The ground was broken on the site in March and the building is due to be complete in 2017. The project is enormous: 5,000 tons of steel will be used in the building's structures and the foundations will consist of 2,400 reinforced concrete piles driven into the earth, covered in 35,000 cubic meters (1,236,000 cu ft) of concrete.
Amager Bakke will also be a recreational area for the city's residents. The design includes a ski slope that will be open all year and a climbing wall located at the top of the hill, both of which are currently subject to a feasibility study.
Danish engineering firm Moe A/S is responsible for planning the structures and steering the Amager Bakke project. Tekla has provided BIM software to aid in the planning and construction of this architecturally diverse and structurally challenging project.
The BIM software enables the building to be modeled in the finest detail, from rivets and bolts to quantity specifications and tendering lists, order catalogs and construction oversight.
The Tekla Structures software is in constant use. It is used every day by a team of three to six draftsmen and modelers. In addition, construction engineers use it to view the intricate details of the model, take measurements, and use the model to work with other stakeholders in the project.
Enhancing collaboration by modeling
The model enables Moe to eliminate construction flaws before the building has even begun, helping the company to stay on schedule and within budget.

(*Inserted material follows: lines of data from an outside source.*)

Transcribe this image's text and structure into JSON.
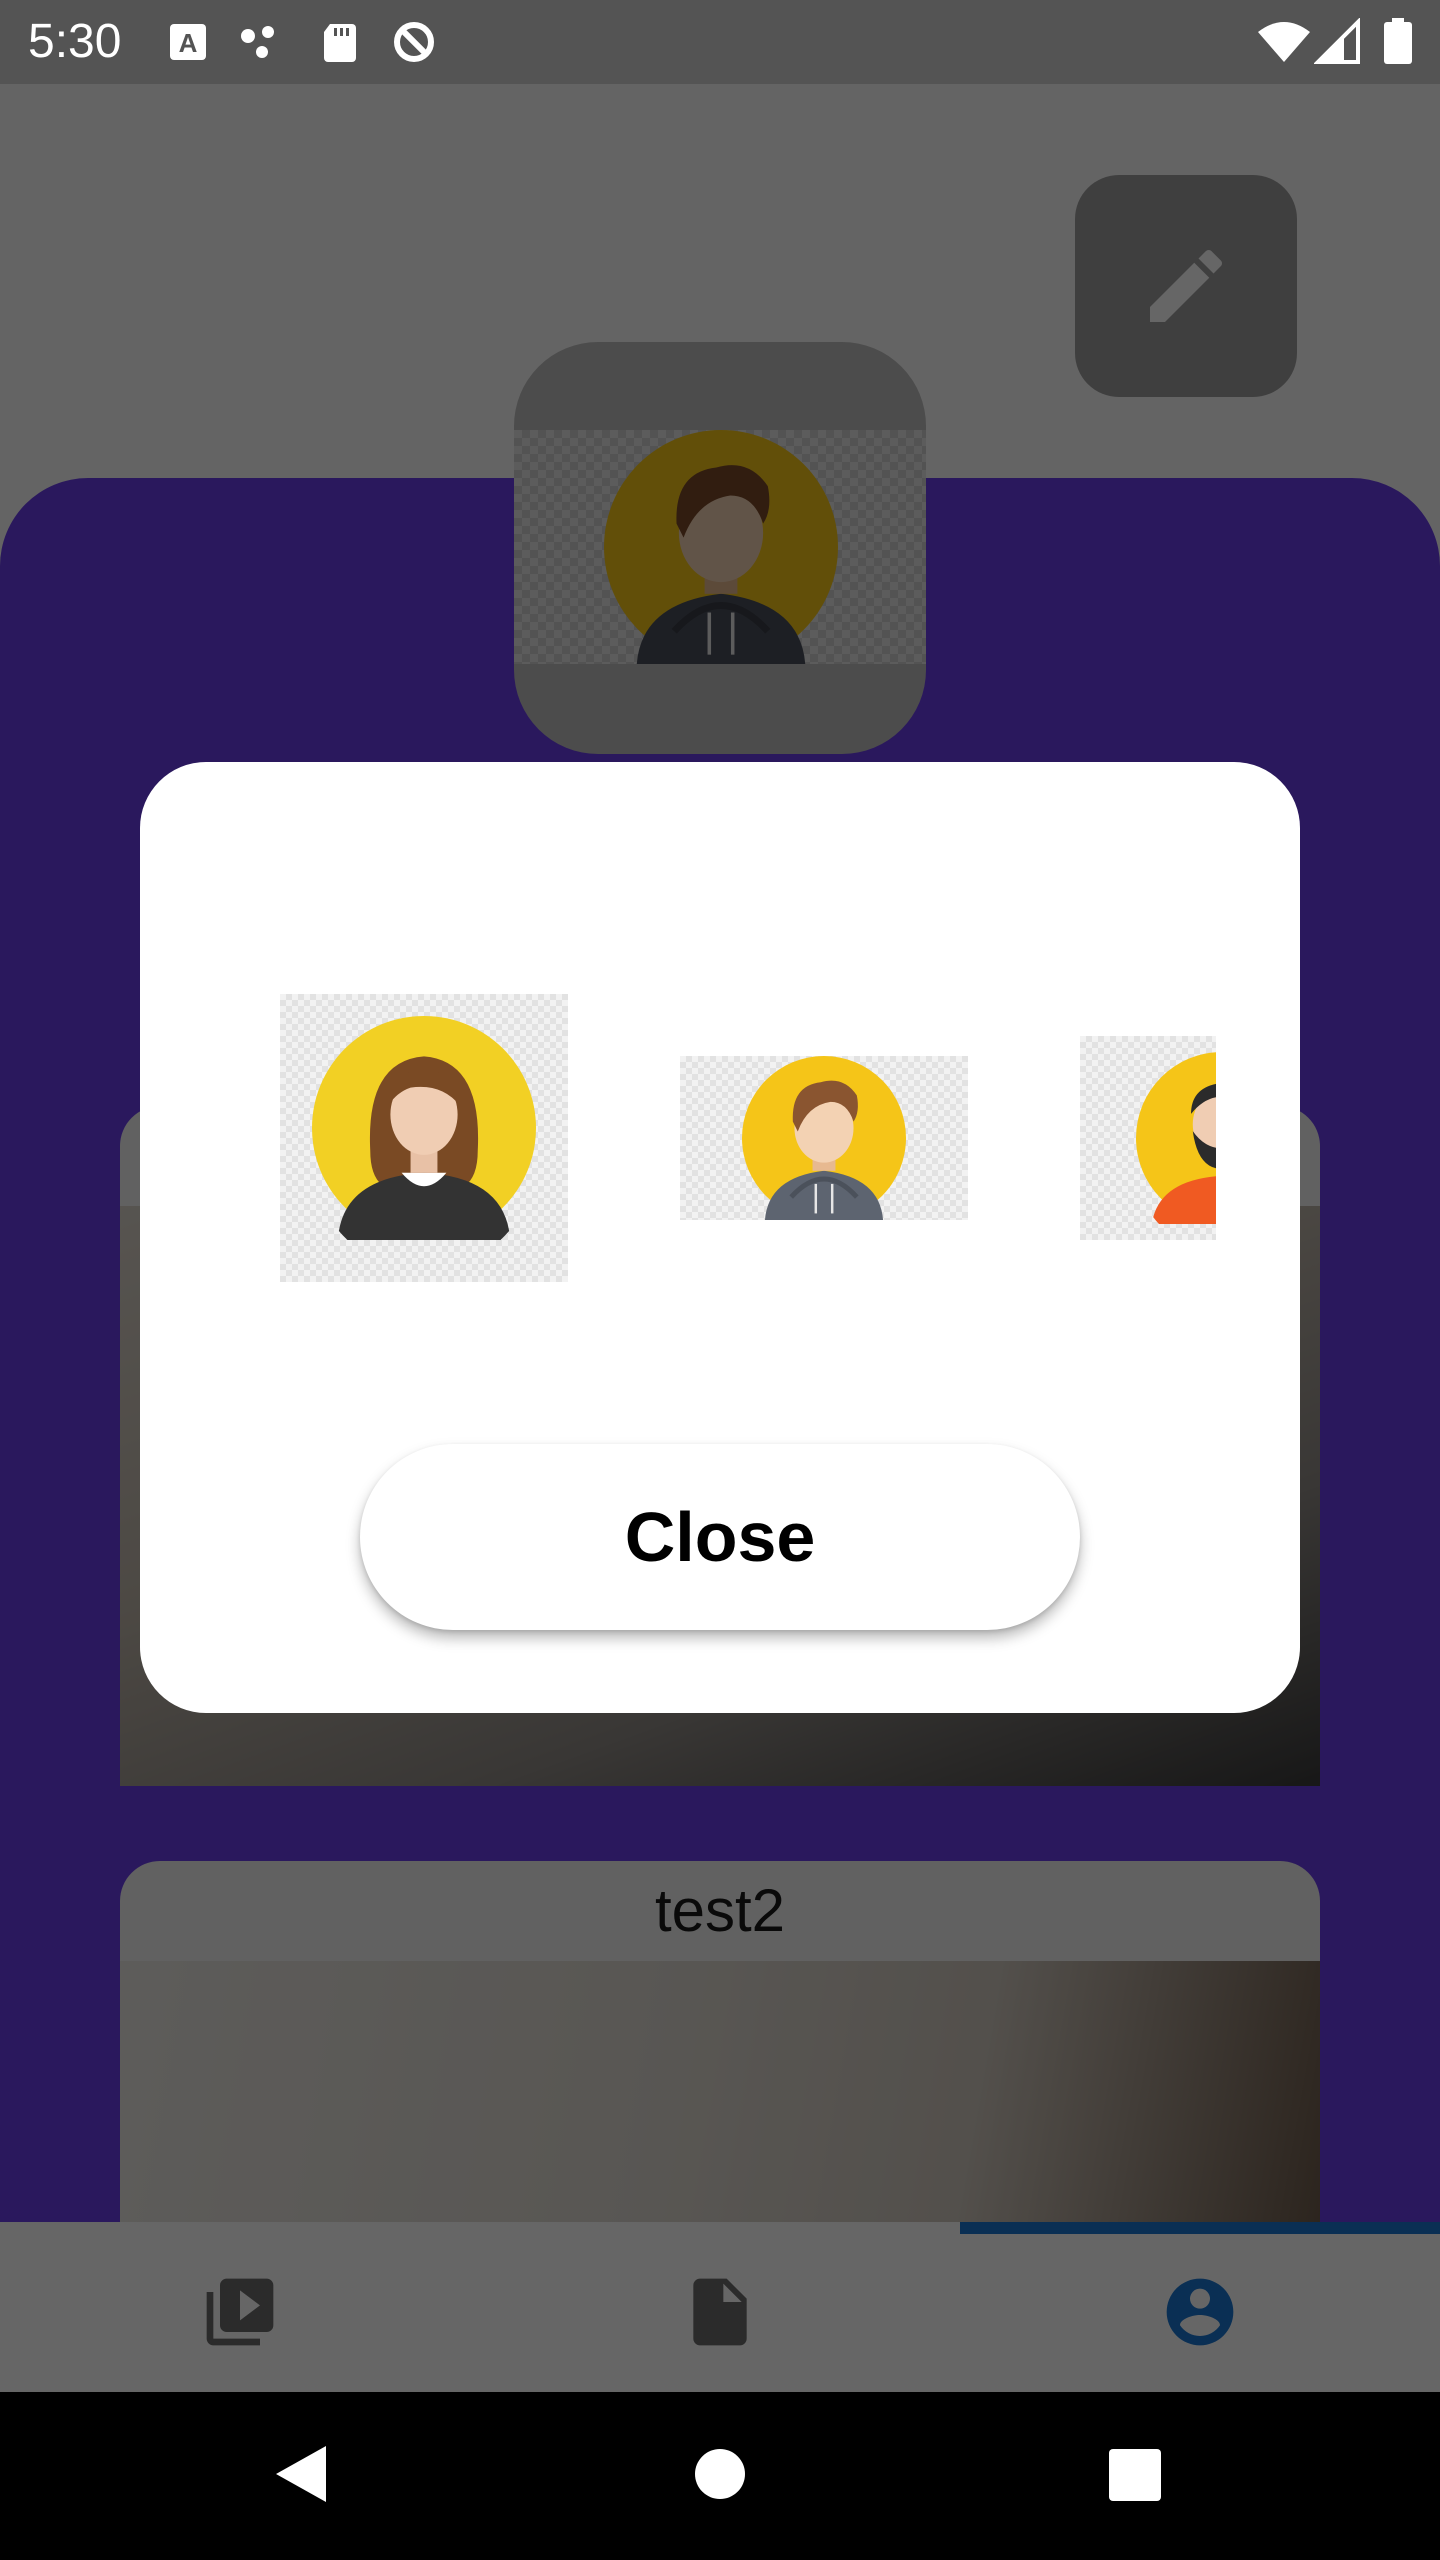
{
  "status_bar": {
    "time": "5:30",
    "left_icons": [
      "text-a-icon",
      "dots-icon",
      "sd-card-icon",
      "data-saver-icon"
    ],
    "right_icons": [
      "wifi-icon",
      "signal-icon",
      "battery-icon"
    ]
  },
  "background": {
    "edit_icon": "pencil-icon",
    "cards": [
      {
        "title": ""
      },
      {
        "title": "test2"
      }
    ]
  },
  "bottom_nav": {
    "items": [
      {
        "icon": "video-library-icon",
        "active": false
      },
      {
        "icon": "document-icon",
        "active": false
      },
      {
        "icon": "account-circle-icon",
        "active": true
      }
    ],
    "active_color": "#1976d2"
  },
  "dialog": {
    "avatar_options": [
      "woman-avatar",
      "man-hoodie-avatar",
      "bearded-man-avatar"
    ],
    "close_label": "Close"
  },
  "colors": {
    "purple": "#6a3de8",
    "avatar_yellow": "#f5c518"
  }
}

BIM enables new and improved collaboration models for the various stakeholders in the construction project.
"We are using 'BIM thinking' throughout this project. Tekla is working on various areas of the project, including detailing for reinforced concrete, steel detailing, 4D scheduling, and quantity analysis," says Moe A/S Head Planner and Tekla Superuser Anders Bilgaard.
As the project progresses, information models are regularly updated for each of the stakeholders. The client, therefore, has constant access to up-to-date information on the project and the progress of construction – from all of the stakeholders.
"It is very important to ensure effective collaboration and exchange of information between the various stakeholders in a project such as this. The Tekla model enables information to flow openly. For example, in this project, we modeled reinforcing bars, mainly because we wanted to provide the contractor with exact measurements," says Bilgaard.
"When everything is modeled, we are better able to control the number of reinforcing bars our contractors use. Previously, we would have prepared drafts and measurements would have been taken from them by hand. It was a very time-consuming process. Now we can extract drafts and measurements directly from the model, which is beneficial for the client because the information is always correct. In the future, contractors will be able to get even more out of the model."
Client: Amager Resource Center
Cost: DKK 3.5 billion (USD 600 million)
Area: 41,000 sq m (441,320 sq ft)
Consultants: Moe A/S, Bascon A/S, BIG CHP - Architect and Rambøll Energi
Contractors: NCC, GEO København and Tvilum Landinspektørfirma A/S
Architect: BIG - Bjarke Ingels Group